Action item: Show every line of the data below that includes the word "Lumetri".

Page and application data records
- - - -

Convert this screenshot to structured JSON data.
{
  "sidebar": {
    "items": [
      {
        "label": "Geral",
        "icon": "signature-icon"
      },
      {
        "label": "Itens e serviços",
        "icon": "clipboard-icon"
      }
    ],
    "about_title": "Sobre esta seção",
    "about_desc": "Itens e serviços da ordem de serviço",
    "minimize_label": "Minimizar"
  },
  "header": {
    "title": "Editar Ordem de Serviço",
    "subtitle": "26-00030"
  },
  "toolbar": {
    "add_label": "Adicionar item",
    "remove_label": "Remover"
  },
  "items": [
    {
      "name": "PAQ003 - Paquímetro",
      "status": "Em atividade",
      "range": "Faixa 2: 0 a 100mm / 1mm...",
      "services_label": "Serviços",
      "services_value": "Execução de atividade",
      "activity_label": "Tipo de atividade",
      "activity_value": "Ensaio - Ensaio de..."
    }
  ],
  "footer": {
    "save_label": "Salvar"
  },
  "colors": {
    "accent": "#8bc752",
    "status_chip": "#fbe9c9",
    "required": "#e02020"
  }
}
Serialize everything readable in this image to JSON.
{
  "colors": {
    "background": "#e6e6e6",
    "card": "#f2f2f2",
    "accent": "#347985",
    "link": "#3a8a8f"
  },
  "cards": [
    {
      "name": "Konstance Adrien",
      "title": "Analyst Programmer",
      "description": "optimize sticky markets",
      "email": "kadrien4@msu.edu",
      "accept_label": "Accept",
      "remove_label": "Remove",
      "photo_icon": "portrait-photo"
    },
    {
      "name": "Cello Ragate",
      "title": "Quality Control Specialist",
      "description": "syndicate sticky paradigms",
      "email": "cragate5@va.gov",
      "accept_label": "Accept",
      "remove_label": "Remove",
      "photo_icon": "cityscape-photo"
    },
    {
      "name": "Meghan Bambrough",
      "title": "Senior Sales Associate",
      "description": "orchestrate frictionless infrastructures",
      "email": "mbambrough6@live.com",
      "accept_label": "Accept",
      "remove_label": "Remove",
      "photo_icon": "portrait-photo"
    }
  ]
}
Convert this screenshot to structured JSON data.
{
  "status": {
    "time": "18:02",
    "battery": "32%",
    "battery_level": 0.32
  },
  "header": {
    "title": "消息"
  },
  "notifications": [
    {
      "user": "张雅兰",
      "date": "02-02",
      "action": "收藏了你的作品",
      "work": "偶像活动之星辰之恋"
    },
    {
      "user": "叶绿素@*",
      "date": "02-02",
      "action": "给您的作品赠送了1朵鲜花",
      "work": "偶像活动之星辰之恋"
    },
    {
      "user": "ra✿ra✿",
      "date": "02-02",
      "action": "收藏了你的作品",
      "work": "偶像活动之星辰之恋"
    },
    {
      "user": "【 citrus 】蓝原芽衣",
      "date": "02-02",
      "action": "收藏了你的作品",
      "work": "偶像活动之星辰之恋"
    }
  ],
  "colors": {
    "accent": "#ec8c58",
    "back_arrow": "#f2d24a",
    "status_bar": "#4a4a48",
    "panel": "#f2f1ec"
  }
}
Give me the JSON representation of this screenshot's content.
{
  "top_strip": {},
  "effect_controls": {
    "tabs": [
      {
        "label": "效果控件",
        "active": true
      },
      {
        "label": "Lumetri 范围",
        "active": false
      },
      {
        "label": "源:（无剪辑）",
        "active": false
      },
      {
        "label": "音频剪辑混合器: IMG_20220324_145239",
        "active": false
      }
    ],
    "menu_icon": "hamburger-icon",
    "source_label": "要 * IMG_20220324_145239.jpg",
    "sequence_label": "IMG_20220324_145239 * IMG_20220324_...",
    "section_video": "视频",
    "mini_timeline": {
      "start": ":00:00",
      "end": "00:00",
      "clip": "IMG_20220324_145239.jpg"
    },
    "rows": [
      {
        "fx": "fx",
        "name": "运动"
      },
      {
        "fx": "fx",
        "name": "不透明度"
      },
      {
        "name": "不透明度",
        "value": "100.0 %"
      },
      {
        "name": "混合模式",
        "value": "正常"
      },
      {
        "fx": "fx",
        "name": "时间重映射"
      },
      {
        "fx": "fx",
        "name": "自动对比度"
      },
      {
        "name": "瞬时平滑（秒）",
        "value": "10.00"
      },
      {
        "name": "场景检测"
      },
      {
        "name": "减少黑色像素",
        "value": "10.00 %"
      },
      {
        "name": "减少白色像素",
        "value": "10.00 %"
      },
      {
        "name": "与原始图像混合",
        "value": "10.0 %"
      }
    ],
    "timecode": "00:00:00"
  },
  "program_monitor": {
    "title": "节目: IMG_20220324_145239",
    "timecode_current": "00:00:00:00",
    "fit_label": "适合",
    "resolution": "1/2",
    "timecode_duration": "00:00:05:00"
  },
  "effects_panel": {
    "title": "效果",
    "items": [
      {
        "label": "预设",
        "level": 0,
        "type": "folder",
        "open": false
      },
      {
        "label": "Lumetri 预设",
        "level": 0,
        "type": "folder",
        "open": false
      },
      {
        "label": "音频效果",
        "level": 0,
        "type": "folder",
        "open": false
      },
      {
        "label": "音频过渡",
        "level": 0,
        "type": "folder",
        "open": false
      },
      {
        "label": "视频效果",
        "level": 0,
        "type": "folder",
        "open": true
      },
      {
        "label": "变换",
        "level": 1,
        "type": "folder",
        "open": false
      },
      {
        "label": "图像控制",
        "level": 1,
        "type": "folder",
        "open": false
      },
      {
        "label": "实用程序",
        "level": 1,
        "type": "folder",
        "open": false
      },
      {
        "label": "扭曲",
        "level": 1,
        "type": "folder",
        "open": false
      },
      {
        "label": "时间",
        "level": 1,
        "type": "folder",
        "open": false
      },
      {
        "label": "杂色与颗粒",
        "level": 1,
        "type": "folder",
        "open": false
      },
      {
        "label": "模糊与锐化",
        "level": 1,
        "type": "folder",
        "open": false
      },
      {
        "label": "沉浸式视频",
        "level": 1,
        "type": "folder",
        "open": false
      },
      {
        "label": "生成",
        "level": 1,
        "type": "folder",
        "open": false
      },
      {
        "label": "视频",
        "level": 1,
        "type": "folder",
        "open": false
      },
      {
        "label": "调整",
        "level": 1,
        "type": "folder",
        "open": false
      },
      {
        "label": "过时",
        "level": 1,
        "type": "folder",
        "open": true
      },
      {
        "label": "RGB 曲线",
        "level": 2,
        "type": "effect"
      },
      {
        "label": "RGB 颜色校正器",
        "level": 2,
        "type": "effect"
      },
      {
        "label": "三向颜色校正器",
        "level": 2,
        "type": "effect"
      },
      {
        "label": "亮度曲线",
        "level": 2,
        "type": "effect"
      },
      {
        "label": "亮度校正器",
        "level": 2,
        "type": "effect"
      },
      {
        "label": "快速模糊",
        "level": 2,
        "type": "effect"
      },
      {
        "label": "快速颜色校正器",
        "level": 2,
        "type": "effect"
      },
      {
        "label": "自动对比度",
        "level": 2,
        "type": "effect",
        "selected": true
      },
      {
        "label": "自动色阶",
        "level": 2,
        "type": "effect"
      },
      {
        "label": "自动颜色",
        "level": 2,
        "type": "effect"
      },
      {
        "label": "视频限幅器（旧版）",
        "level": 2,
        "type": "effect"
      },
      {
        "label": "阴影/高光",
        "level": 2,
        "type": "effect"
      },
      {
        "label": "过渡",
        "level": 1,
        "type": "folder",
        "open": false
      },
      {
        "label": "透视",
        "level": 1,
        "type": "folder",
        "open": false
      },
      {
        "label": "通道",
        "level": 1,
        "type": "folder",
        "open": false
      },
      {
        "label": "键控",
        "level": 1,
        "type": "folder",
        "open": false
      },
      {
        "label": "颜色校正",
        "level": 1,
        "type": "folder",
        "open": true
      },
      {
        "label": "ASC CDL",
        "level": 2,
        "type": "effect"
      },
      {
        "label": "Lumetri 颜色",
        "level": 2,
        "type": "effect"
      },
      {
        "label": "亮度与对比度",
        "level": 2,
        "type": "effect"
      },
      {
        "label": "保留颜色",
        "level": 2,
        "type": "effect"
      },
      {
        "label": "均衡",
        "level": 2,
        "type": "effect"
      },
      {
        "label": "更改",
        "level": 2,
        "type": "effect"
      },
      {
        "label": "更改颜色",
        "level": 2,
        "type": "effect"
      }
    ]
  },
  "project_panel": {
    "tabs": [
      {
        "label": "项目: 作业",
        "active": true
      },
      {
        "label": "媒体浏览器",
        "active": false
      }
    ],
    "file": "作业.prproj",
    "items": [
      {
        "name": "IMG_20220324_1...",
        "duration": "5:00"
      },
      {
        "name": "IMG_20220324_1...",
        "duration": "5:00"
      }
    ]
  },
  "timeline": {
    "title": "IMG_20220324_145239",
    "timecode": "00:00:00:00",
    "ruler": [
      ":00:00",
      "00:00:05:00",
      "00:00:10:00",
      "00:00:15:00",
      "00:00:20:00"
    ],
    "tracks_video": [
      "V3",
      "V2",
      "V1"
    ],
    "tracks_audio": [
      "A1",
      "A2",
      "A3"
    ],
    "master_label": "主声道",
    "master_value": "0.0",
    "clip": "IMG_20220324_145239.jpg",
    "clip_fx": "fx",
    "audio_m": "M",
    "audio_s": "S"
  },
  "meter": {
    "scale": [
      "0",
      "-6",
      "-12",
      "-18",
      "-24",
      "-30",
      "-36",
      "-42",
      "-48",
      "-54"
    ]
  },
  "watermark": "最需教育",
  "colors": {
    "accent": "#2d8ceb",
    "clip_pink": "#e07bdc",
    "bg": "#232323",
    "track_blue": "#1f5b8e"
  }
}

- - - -

Result of this task:
        "label": "Lumetri 范围",
        "label": "Lumetri 预设",
        "label": "Lumetri 颜色",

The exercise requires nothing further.